» **Required work**:
Copy every record that appears below, exactly as it stands.

» **Data for this exercise**:
════

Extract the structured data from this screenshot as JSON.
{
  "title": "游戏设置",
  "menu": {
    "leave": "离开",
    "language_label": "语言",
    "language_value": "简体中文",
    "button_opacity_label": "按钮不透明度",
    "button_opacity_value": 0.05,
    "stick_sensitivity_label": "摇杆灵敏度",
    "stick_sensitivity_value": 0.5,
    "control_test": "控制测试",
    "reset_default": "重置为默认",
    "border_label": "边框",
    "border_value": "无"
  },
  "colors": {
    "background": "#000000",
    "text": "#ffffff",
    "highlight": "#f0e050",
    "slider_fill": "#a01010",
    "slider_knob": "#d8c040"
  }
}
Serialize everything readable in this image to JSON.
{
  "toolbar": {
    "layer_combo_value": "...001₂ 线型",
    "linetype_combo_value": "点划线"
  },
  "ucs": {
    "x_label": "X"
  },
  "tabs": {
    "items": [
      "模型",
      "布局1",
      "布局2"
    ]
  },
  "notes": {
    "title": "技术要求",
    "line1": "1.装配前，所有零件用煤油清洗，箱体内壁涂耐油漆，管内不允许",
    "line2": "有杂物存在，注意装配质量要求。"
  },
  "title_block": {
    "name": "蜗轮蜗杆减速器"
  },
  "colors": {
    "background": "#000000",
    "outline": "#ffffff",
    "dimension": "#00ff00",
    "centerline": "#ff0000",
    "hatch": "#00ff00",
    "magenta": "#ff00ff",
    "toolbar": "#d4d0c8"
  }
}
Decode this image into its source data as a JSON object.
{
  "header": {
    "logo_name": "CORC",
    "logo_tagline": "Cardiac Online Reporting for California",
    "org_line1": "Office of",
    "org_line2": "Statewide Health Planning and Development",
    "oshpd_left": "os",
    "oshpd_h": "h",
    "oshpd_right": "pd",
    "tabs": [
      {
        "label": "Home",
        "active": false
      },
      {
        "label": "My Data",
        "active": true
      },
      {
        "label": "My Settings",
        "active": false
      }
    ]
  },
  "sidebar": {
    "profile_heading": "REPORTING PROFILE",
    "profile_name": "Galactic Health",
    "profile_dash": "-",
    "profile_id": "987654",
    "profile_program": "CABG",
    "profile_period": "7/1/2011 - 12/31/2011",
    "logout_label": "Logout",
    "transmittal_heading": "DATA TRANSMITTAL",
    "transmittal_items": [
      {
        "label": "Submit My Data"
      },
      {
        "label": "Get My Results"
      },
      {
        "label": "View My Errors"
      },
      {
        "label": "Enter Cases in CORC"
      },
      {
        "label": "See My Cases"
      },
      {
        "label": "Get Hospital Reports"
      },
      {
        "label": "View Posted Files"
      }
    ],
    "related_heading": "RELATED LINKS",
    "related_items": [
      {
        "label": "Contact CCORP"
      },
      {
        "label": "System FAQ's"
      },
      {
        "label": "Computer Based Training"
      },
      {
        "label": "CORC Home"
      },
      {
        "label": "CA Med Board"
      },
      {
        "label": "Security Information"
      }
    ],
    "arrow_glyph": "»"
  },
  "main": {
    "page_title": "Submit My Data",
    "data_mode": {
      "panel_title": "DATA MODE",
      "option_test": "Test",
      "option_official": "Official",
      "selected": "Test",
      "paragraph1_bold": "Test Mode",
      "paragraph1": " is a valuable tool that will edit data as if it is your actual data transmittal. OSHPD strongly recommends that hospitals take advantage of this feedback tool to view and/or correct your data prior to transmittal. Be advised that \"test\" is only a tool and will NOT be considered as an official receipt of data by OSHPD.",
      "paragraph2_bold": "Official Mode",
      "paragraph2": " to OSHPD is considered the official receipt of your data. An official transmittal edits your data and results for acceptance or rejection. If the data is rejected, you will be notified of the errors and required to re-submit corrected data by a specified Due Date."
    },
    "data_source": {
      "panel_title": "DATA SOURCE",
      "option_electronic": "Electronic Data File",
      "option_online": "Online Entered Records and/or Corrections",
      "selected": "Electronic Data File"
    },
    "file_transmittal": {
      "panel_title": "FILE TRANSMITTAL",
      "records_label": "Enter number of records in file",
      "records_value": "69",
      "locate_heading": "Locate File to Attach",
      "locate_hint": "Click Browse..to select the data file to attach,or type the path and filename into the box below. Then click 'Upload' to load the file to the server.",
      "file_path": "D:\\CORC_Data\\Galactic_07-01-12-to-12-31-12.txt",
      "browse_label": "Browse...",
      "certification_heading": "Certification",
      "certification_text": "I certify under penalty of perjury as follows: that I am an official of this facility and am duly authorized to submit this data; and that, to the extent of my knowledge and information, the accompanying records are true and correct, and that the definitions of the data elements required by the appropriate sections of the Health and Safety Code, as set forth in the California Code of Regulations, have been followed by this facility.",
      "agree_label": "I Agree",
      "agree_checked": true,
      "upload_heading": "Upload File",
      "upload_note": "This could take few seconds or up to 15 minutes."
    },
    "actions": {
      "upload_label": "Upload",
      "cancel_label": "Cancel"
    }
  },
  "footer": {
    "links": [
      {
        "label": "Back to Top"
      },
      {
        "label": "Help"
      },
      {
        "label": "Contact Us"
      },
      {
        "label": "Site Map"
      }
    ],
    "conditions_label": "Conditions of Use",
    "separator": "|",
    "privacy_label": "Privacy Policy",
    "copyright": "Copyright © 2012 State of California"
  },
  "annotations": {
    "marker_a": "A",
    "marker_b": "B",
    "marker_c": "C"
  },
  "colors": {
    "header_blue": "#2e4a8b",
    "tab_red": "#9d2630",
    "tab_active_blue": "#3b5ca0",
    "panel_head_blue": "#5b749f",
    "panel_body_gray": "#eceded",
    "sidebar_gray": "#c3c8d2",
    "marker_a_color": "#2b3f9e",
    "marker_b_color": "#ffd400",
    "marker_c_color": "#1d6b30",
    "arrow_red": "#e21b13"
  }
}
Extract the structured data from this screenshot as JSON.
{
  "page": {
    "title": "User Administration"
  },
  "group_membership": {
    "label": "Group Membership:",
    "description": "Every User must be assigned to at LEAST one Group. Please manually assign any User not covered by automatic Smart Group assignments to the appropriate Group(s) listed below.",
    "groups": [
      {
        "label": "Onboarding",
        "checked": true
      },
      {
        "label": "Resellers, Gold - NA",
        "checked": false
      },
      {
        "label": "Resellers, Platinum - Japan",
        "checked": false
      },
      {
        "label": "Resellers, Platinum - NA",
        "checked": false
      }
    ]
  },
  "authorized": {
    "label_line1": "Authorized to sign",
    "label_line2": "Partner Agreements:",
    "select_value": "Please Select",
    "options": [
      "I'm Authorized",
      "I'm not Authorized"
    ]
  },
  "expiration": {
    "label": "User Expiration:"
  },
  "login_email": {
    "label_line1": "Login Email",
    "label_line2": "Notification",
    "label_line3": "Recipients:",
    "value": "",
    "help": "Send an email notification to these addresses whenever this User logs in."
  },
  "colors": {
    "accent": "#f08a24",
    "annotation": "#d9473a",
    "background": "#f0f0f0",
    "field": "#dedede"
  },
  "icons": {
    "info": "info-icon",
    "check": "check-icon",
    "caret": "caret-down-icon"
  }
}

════

» **Your solution**:
Extract the structured data from this screenshot as JSON.
{
  "title": "游戏设置",
  "menu": {
    "leave": "离开",
    "language_label": "语言",
    "language_value": "简体中文",
    "button_opacity_label": "按钮不透明度",
    "button_opacity_value": 0.05,
    "stick_sensitivity_label": "摇杆灵敏度",
    "stick_sensitivity_value": 0.5,
    "control_test": "控制测试",
    "reset_default": "重置为默认",
    "border_label": "边框",
    "border_value": "无"
  },
  "colors": {
    "background": "#000000",
    "text": "#ffffff",
    "highlight": "#f0e050",
    "slider_fill": "#a01010",
    "slider_knob": "#d8c040"
  }
}
Serialize everything readable in this image to JSON.
{
  "toolbar": {
    "layer_combo_value": "...001₂ 线型",
    "linetype_combo_value": "点划线"
  },
  "ucs": {
    "x_label": "X"
  },
  "tabs": {
    "items": [
      "模型",
      "布局1",
      "布局2"
    ]
  },
  "notes": {
    "title": "技术要求",
    "line1": "1.装配前，所有零件用煤油清洗，箱体内壁涂耐油漆，管内不允许",
    "line2": "有杂物存在，注意装配质量要求。"
  },
  "title_block": {
    "name": "蜗轮蜗杆减速器"
  },
  "colors": {
    "background": "#000000",
    "outline": "#ffffff",
    "dimension": "#00ff00",
    "centerline": "#ff0000",
    "hatch": "#00ff00",
    "magenta": "#ff00ff",
    "toolbar": "#d4d0c8"
  }
}
Decode this image into its source data as a JSON object.
{
  "header": {
    "logo_name": "CORC",
    "logo_tagline": "Cardiac Online Reporting for California",
    "org_line1": "Office of",
    "org_line2": "Statewide Health Planning and Development",
    "oshpd_left": "os",
    "oshpd_h": "h",
    "oshpd_right": "pd",
    "tabs": [
      {
        "label": "Home",
        "active": false
      },
      {
        "label": "My Data",
        "active": true
      },
      {
        "label": "My Settings",
        "active": false
      }
    ]
  },
  "sidebar": {
    "profile_heading": "REPORTING PROFILE",
    "profile_name": "Galactic Health",
    "profile_dash": "-",
    "profile_id": "987654",
    "profile_program": "CABG",
    "profile_period": "7/1/2011 - 12/31/2011",
    "logout_label": "Logout",
    "transmittal_heading": "DATA TRANSMITTAL",
    "transmittal_items": [
      {
        "label": "Submit My Data"
      },
      {
        "label": "Get My Results"
      },
      {
        "label": "View My Errors"
      },
      {
        "label": "Enter Cases in CORC"
      },
      {
        "label": "See My Cases"
      },
      {
        "label": "Get Hospital Reports"
      },
      {
        "label": "View Posted Files"
      }
    ],
    "related_heading": "RELATED LINKS",
    "related_items": [
      {
        "label": "Contact CCORP"
      },
      {
        "label": "System FAQ's"
      },
      {
        "label": "Computer Based Training"
      },
      {
        "label": "CORC Home"
      },
      {
        "label": "CA Med Board"
      },
      {
        "label": "Security Information"
      }
    ],
    "arrow_glyph": "»"
  },
  "main": {
    "page_title": "Submit My Data",
    "data_mode": {
      "panel_title": "DATA MODE",
      "option_test": "Test",
      "option_official": "Official",
      "selected": "Test",
      "paragraph1_bold": "Test Mode",
      "paragraph1": " is a valuable tool that will edit data as if it is your actual data transmittal. OSHPD strongly recommends that hospitals take advantage of this feedback tool to view and/or correct your data prior to transmittal. Be advised that \"test\" is only a tool and will NOT be considered as an official receipt of data by OSHPD.",
      "paragraph2_bold": "Official Mode",
      "paragraph2": " to OSHPD is considered the official receipt of your data. An official transmittal edits your data and results for acceptance or rejection. If the data is rejected, you will be notified of the errors and required to re-submit corrected data by a specified Due Date."
    },
    "data_source": {
      "panel_title": "DATA SOURCE",
      "option_electronic": "Electronic Data File",
      "option_online": "Online Entered Records and/or Corrections",
      "selected": "Electronic Data File"
    },
    "file_transmittal": {
      "panel_title": "FILE TRANSMITTAL",
      "records_label": "Enter number of records in file",
      "records_value": "69",
      "locate_heading": "Locate File to Attach",
      "locate_hint": "Click Browse..to select the data file to attach,or type the path and filename into the box below. Then click 'Upload' to load the file to the server.",
      "file_path": "D:\\CORC_Data\\Galactic_07-01-12-to-12-31-12.txt",
      "browse_label": "Browse...",
      "certification_heading": "Certification",
      "certification_text": "I certify under penalty of perjury as follows: that I am an official of this facility and am duly authorized to submit this data; and that, to the extent of my knowledge and information, the accompanying records are true and correct, and that the definitions of the data elements required by the appropriate sections of the Health and Safety Code, as set forth in the California Code of Regulations, have been followed by this facility.",
      "agree_label": "I Agree",
      "agree_checked": true,
      "upload_heading": "Upload File",
      "upload_note": "This could take few seconds or up to 15 minutes."
    },
    "actions": {
      "upload_label": "Upload",
      "cancel_label": "Cancel"
    }
  },
  "footer": {
    "links": [
      {
        "label": "Back to Top"
      },
      {
        "label": "Help"
      },
      {
        "label": "Contact Us"
      },
      {
        "label": "Site Map"
      }
    ],
    "conditions_label": "Conditions of Use",
    "separator": "|",
    "privacy_label": "Privacy Policy",
    "copyright": "Copyright © 2012 State of California"
  },
  "annotations": {
    "marker_a": "A",
    "marker_b": "B",
    "marker_c": "C"
  },
  "colors": {
    "header_blue": "#2e4a8b",
    "tab_red": "#9d2630",
    "tab_active_blue": "#3b5ca0",
    "panel_head_blue": "#5b749f",
    "panel_body_gray": "#eceded",
    "sidebar_gray": "#c3c8d2",
    "marker_a_color": "#2b3f9e",
    "marker_b_color": "#ffd400",
    "marker_c_color": "#1d6b30",
    "arrow_red": "#e21b13"
  }
}
Extract the structured data from this screenshot as JSON.
{
  "page": {
    "title": "User Administration"
  },
  "group_membership": {
    "label": "Group Membership:",
    "description": "Every User must be assigned to at LEAST one Group. Please manually assign any User not covered by automatic Smart Group assignments to the appropriate Group(s) listed below.",
    "groups": [
      {
        "label": "Onboarding",
        "checked": true
      },
      {
        "label": "Resellers, Gold - NA",
        "checked": false
      },
      {
        "label": "Resellers, Platinum - Japan",
        "checked": false
      },
      {
        "label": "Resellers, Platinum - NA",
        "checked": false
      }
    ]
  },
  "authorized": {
    "label_line1": "Authorized to sign",
    "label_line2": "Partner Agreements:",
    "select_value": "Please Select",
    "options": [
      "I'm Authorized",
      "I'm not Authorized"
    ]
  },
  "expiration": {
    "label": "User Expiration:"
  },
  "login_email": {
    "label_line1": "Login Email",
    "label_line2": "Notification",
    "label_line3": "Recipients:",
    "value": "",
    "help": "Send an email notification to these addresses whenever this User logs in."
  },
  "colors": {
    "accent": "#f08a24",
    "annotation": "#d9473a",
    "background": "#f0f0f0",
    "field": "#dedede"
  },
  "icons": {
    "info": "info-icon",
    "check": "check-icon",
    "caret": "caret-down-icon"
  }
}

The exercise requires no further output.